Scientific name: Melia azedarach
Taxonomic Position According to Cronquist (1981)
Species: Melia azedarach
Habit: A moderate-sized deciduous tree, with a short trunk, bark greyish-brown, smooth, lenticellate, becoming lightly fissured or scaling with age, inner bark yellowish. Twig 6-8 mm in diameter, covered with fulvous stellate hairs.
Leaves: Leaves 15-80 cm long, petioles 8-30 cm long, terete, lenticellate, swollen at the base, leaflets 3-8 x 1.0-2.5 cm, ovate or oblong-lanceolate to elliptic, acuminate at the apex, acute to rounded at the base, margin entire to variously serrate, subglabrous to shortly pubescent, lateral nerves 7-10 on each side of the midvein, subsquarrose to weakly ascendent and arcuate, looped at the margin, petiolules 3-6 mm long. Thyrses axillary or on short shoots and in axils of rudimentary leaves thereon, 10-22 cm long, bearing fascicles of scented flowers.
Flowers: Flowers bracteate, bracts 3-10 mm long, filiform, pubescent, caducous, bracteoles similar but smaller, pedicels 2-4 mm long.Calyx lobes ovate, 2 mm long, stellate hairy outside, margin ciliate. Petals 6-10 x 1-2 mm, narrowly oblong, white to lilac or bluish, stellate and simple hairy outside, sometimes simple hairy inside, midvein conspicuous.
Androecium and Gynoecium: Staminal tube subglabrous outside, densely hairy inside, lobes 2-or 4-fid, sometimes irregularly so, anthers c 1.5 mm long,hairy, disk obscure and closely enveloping the ovary, pistil glabrous, stigmas c 0,5 mm long.

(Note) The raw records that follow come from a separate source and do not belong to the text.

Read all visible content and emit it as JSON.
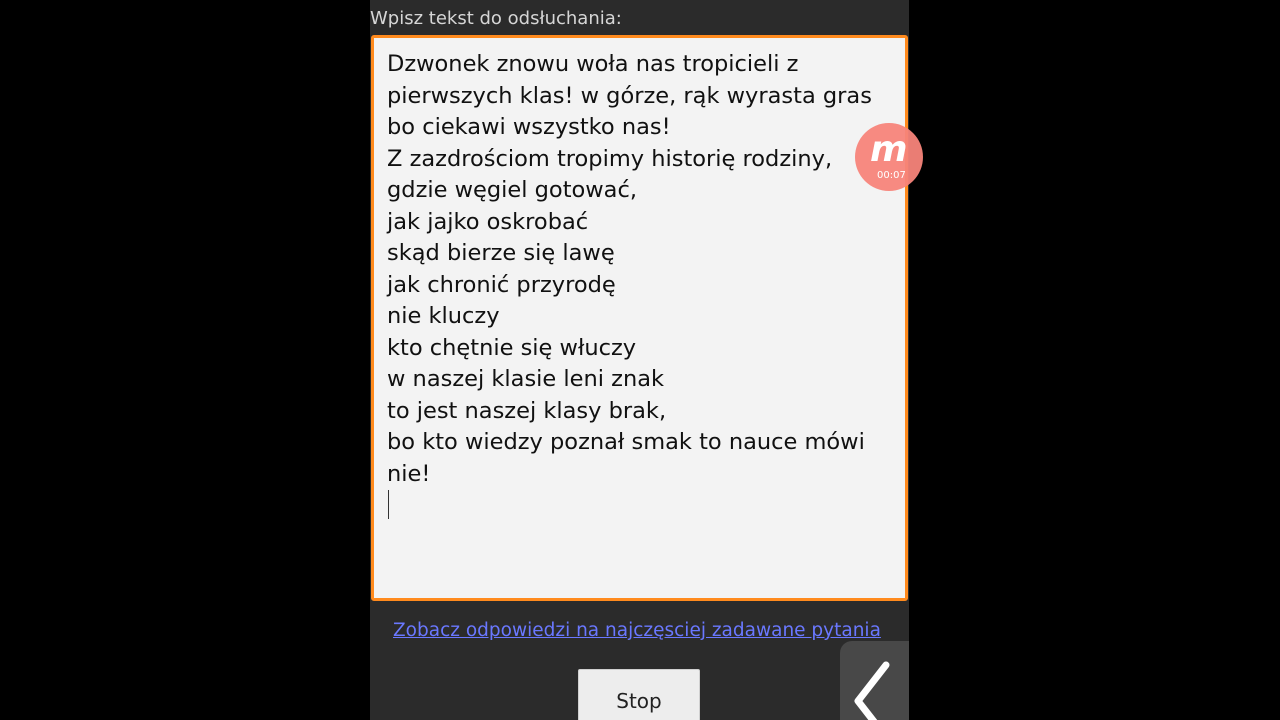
{
  "screen": {
    "prompt_label": "Wpisz tekst do odsłuchania:",
    "text_input": {
      "value": "Dzwonek znowu woła nas tropicieli z\npierwszych klas! w górze, rąk wyrasta gras\nbo ciekawi wszystko nas!\nZ zazdrościom tropimy historię rodziny,\ngdzie węgiel gotować,\njak jajko oskrobać\nskąd bierze się lawę\njak chronić przyrodę\nnie kluczy\nkto chętnie się włuczy\nw naszej klasie leni znak\nto jest naszej klasy brak,\nbo kto wiedzy poznał smak to nauce mówi\nnie!"
    },
    "faq_link": "Zobacz odpowiedzi na najczęsciej zadawane pytania",
    "stop_button": "Stop"
  },
  "recorder_overlay": {
    "glyph": "m",
    "elapsed": "00:07",
    "color": "#f7847a"
  },
  "icons": {
    "back": "chevron-left-icon"
  },
  "colors": {
    "accent_border": "#ff8a1d",
    "link": "#6a78ff",
    "background": "#2b2b2b"
  }
}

Fruit: Fruit a drupe,2-4 x 1-2 cm, plum-shaped, glabrousjl yellowish-brown when ripe.
Seed: Seeds oblong, 1 3.5 x 1,5 mm, smooth, brown.
Economic Importance: Wood is used for making furniture, veneering and sport goods. Leaves and seeds are bitter and expectorant, used in enlargement of spleens and heart complaints. Flowers and leaves are applied as poultice to relieve headache. Leaf-juice is applied internally as anthelmintic and diuretic. Seeds are prescribed in treatment of rheumatism.